## Assignment
Your answer must be every line of the data that holds the string "fraction".

## Entries provided
━━━━━━━━━━━━━━━━━━━━━━━━━━━━━━

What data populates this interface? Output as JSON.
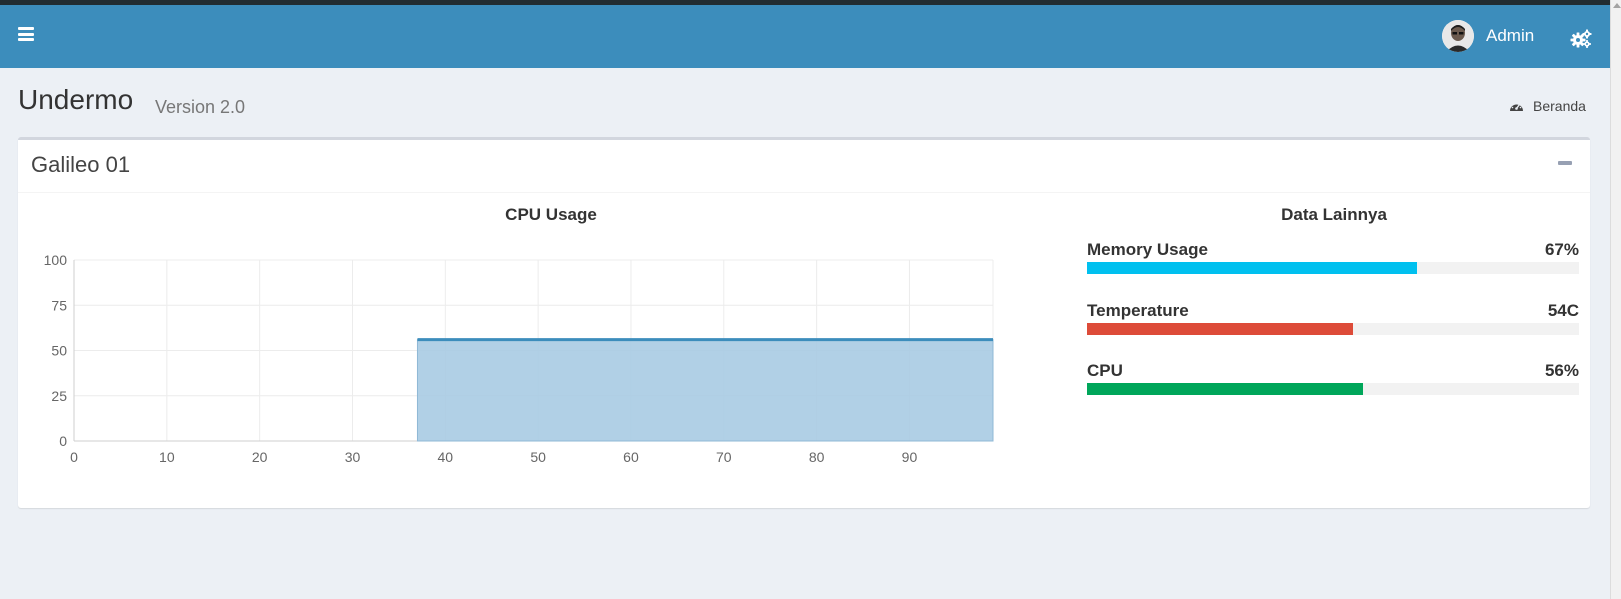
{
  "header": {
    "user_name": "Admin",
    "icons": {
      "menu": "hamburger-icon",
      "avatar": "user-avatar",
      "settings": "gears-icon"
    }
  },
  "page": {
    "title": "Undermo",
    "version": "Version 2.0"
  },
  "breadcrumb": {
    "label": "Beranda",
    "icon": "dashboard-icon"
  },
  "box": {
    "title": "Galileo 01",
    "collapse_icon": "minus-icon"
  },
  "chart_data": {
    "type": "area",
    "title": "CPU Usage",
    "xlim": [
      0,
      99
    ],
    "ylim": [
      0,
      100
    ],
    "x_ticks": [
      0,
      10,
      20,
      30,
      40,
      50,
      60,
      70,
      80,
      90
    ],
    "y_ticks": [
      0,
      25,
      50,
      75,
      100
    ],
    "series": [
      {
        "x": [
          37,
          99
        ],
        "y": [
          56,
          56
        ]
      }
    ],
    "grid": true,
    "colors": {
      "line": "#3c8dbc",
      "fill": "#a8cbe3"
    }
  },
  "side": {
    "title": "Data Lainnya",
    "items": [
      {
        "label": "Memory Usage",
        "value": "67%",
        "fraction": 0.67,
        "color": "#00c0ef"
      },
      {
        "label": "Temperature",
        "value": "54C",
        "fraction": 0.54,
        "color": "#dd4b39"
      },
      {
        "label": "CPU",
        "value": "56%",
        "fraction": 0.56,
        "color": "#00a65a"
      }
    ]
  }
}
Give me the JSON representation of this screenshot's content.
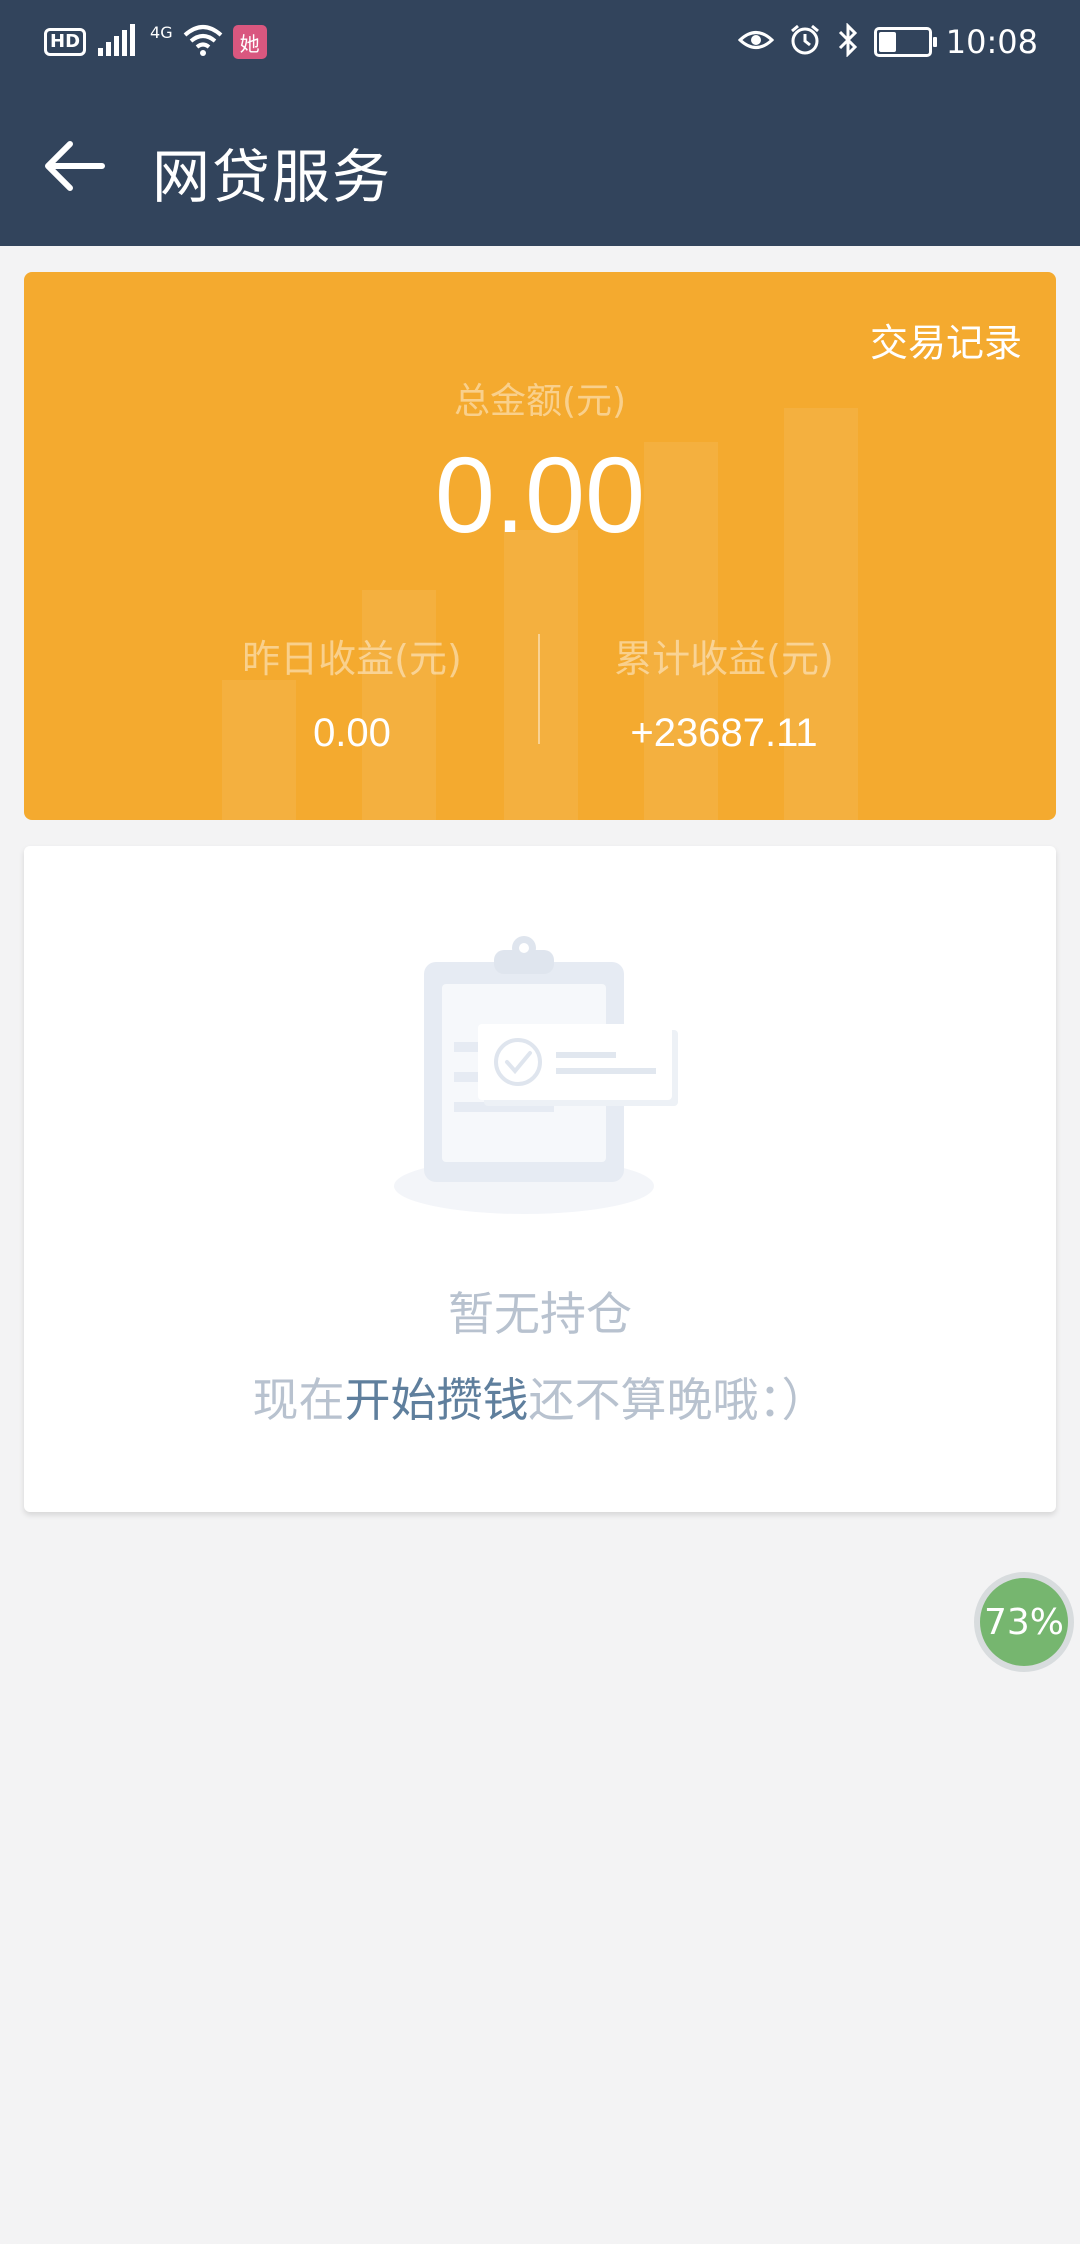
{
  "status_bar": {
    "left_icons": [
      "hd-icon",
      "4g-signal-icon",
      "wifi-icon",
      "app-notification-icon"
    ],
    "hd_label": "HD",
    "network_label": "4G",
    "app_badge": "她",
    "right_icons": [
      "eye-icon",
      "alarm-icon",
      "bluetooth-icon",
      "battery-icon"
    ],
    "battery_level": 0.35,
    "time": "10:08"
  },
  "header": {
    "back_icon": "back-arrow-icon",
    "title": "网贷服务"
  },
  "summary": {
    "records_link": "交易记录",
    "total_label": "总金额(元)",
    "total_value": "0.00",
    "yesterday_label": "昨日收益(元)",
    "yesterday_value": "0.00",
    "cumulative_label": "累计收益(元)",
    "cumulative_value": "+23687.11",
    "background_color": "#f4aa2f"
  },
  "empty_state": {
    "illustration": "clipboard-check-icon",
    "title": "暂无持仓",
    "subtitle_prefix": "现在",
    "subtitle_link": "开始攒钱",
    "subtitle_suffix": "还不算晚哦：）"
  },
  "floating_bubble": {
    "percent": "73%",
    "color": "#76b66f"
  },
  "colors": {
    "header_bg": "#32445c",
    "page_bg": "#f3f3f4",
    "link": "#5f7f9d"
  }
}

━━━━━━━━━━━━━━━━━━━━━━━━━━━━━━

## Response to the exercise
        "fraction": 0.67,
        "fraction": 0.54,
        "fraction": 0.56,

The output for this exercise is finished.